Trade Secrets: How to say yes to opportunities

Featuring Professional skier and ski movie producer Stan Rey

Home Base / Whistler, British Columbia

Activities / Skiing, backcountry skiing, mountain biking

Even though he comes from a family of professional skiers and spent his childhood ski racing, when Salomon athlete and Blank Collective co-founder Stan Rey chose to pursue a career as a freeskier, he started at the bottom, saying yes to every opportunity that came his way. 

He said yes when photographers asked him to shoot photos. He said yes to marketing department requests for videos. He said yes to a startup sock sponsor asking for content. 

Just put in the effort and have a good attitude and I feel like good things will come.

Salomon named a ski after the Blank Collective.
A key to Stan's success is doing what he would do anyway.

Whenever Stan was working with professionals and creatives in the ski industry, he was a sponge for knowledge. He learned quickly and pretty soon one opportunity snowballed into the next, leading to enough work that now, as an established and seasoned pro skier, Stan can afford to be more selective with what he says yes to, restoring balance between work and life and honoring what his body can endure as an athlete.

“Once you get more established, you can pick and choose, because if you say yes to everything all the time you’ll get burned out,” he says. “But especially when you’re younger and you have the energy and the passion, I would for sure try to jump at every opportunity you get.”

Taking advantage of opportunities has worked out, OK.

Quick Tip

Stan borrows a quote from his wife, a ski cross Olympic medalist, when he says that “hard work will always beat talent when talent doesn’t work hard.” 
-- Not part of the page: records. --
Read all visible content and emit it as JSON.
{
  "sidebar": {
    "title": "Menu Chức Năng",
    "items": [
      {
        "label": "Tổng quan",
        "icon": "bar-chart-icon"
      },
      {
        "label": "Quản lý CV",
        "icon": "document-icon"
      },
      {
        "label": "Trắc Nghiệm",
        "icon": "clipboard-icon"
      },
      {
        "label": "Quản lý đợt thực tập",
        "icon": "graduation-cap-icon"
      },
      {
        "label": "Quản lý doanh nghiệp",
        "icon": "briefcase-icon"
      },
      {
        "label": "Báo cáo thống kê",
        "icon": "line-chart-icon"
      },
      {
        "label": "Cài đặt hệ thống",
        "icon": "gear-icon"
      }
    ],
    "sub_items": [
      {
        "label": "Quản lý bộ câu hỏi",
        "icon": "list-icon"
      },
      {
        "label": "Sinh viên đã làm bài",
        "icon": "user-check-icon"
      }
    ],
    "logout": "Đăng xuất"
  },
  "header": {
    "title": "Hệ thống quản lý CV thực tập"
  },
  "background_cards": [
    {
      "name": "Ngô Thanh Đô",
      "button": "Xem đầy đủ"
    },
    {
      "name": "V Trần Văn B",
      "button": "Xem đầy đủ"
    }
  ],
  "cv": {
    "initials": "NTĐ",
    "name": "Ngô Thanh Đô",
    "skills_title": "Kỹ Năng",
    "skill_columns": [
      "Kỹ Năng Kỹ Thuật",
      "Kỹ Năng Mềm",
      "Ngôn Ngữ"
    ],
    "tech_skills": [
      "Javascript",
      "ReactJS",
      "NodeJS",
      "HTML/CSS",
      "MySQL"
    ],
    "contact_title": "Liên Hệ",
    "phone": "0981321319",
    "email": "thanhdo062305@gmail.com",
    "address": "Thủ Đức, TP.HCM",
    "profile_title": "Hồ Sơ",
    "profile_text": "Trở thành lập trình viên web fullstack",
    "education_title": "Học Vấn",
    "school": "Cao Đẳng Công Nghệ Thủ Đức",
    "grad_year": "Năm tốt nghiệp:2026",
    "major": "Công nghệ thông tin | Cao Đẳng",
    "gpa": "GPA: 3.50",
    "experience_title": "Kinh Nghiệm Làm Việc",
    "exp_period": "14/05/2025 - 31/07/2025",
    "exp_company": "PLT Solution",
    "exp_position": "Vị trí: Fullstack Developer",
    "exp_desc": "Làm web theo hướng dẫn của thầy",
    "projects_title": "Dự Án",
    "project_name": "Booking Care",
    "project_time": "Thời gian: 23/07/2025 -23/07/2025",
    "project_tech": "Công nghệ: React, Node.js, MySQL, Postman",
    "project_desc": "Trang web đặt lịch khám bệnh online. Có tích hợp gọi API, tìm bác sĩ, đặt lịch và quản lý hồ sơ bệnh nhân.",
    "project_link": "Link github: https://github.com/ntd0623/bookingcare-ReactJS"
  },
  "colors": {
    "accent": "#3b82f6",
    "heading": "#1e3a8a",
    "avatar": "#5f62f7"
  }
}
For Stan, hard work translates to putting in the days on snow, even when conditions aren’t that great or motivation runs low. It’s focusing on improving technique: getting a better turn, spinning left and right. It’s strength building and logging hours in the gym to be more resilient in the backcountry. And it’s also about dedicating the time to recovery: Stan starts his mornings with a 45-minute meditation and warm-up routine that he’s come to depend on to make the most of his days.

“Taking a bit of time for yourself and not having any screens or thoughts,” he says. “Just breathing can help you be more clear, day to day.”